Symbol for LA, the main syllable in Lalaki or La-ki(tagalog and ilonggo words, respectively, for “Male”). Transcendent meaning is Masculine Principle, or Yang as in Yin-Yang.
The deeper meanings of the BA and LA baybayin symbols also can be known at the tacit level as illustrated by the following stories by my friends and associates in the Philippines.
Rhodora “Bing” Veloso (author of Saysayin ng Baybayin aka Meanings of Baybayin) does divinations with baybayin cards. When doing readings for people from all walks of life, she has repeatedly witnessed a response to the BA and LA symbols the same as the tacit response to the hot dog and donut imagery above.
Around 2001, Tess Obusan and her colleagues Raymund Cosare and Leo E. Castro were displaying the baybayin symbols of BA-HA-LA (which spells Bahala, a Filipino philosophy or saying, and also spells Bathala, the tagalog word for “Great Divine Being”) to a large number of girl students of Stella Maris, a private Catholic girls school in Metro Manila. When the image came up, some girls began to titter and the response grew until the whole auditorium was roaring with the laughter of these young ladies. When the presenters asked them what they were laughing about, they were not surprised to see that the girls who spoke up were initially embarassed to explain why they were all laughing. The bolder of the girls finally explained that the symbols for BA and LA were too similar to seeing vulgar graffiti representing the female and male genitalia being drawn close together. Tacit knowing, indeed!
Cosare also related to me that, in 2004, Grace Nono, ritualist performer and cultural worker, along with certain members of indigenous groups from Agusan came to Manila and brought them to the museum Bahay Nakpil-Bautista.
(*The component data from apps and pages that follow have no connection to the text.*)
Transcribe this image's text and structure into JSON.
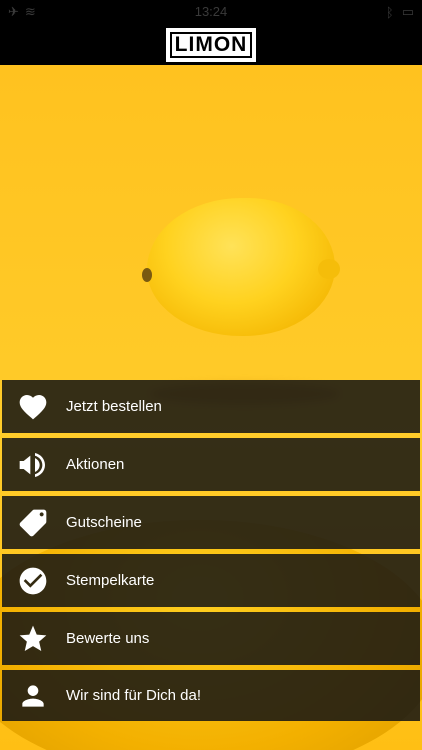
{
  "status_bar": {
    "time": "13:24"
  },
  "header": {
    "logo_text": "LIMON"
  },
  "menu": {
    "items": [
      {
        "label": "Jetzt bestellen",
        "icon": "heart-icon"
      },
      {
        "label": "Aktionen",
        "icon": "megaphone-icon"
      },
      {
        "label": "Gutscheine",
        "icon": "tag-icon"
      },
      {
        "label": "Stempelkarte",
        "icon": "check-circle-icon"
      },
      {
        "label": "Bewerte uns",
        "icon": "star-icon"
      },
      {
        "label": "Wir sind für Dich da!",
        "icon": "user-icon"
      }
    ]
  },
  "colors": {
    "accent": "#ffc21f",
    "menu_bg": "#141414",
    "header_bg": "#000000"
  }
}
Grace asked the curator Tess Obusan and colleagues Cosare and Castro to talk with the Agusan visitors about what they knew about Filipino culture. These were indigenous folk who lived and breathed Filipino indigenous traditions with less colonial influences than their urban counterparts. At one point, Tess and her colleagues began to talk about the baybayin. When Obusan’s group shared the picture of the baybayin symbols for BA-HA-LA and explained that their interpretation of BA and LA were the Feminine and Masculine aspects the indigenous listeners responded in agreement. Then one Agusan man pointed to the BA and said, “sa babae” (of female), and pointed to the LA and said, “sa lalake” (of male).
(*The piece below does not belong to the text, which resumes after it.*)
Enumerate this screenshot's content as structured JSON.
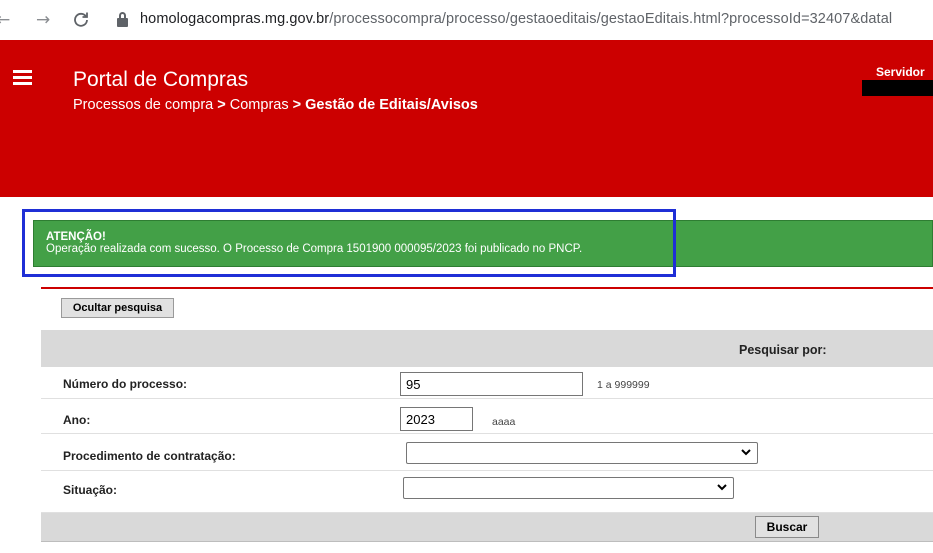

So depending on the eye of the beholder, they may see the female and male connotations of BA and LA and depending on their viewpoint they may see them as sexual organs or Woman and Man or Feminine and Masculine aspects. The Filipino spirituality movement sees in the symbols also Feminine and Masculine Divine aspects. For posts on the latter read also posts on Bahala Na and Meanings and Diwa (Idea or Spirit) within “Bahala” and “Bathala”.
Such modern day accounts of tacit knowing of the baybayin symbols of BA and LA are examples of living knowledge of the deeper meanings of the baybayin.
And such tacit knowing of baybayin symbols illustrates that we do not need ancient scrolls or colonizers’ chronicles in order to understand what implicit meanings our ancestors could very well have had for symbols that later got incorporated into the baybayin.
- Thinking in Metaphors – Talinghaga
- Holistic Approach posts in this site
- Bahala Na
- Meanings and Diwa (Idea or Spirit) within “Bahala” and “Bathala”
- Katutubong Kaalaman (Indigenous Knowledge)” by Teresita B. O, in Pamamaraan: Indigenous Knowledge and Evolving Research Paradigms, ed. by Teresita B. Obusan, Angelina R. Eniquez.
- Roots of Filipino Spirituality, Anthology of essays edited by Teresita Obusan, 1998
- Mutya, by Grace Odal, Essay also found in Roots of Filipino Spirituality.
- Saysayin ng Baybayin, by Rhodora Veloso
- Kapwa, The Self in the Other. Worldviews and Lifestyles of Filipino Culture Bearers. by Katrin De Guia, PhD.
- Mythological hindu name “Bala” in the Behind the Name: Etymology and History of First Names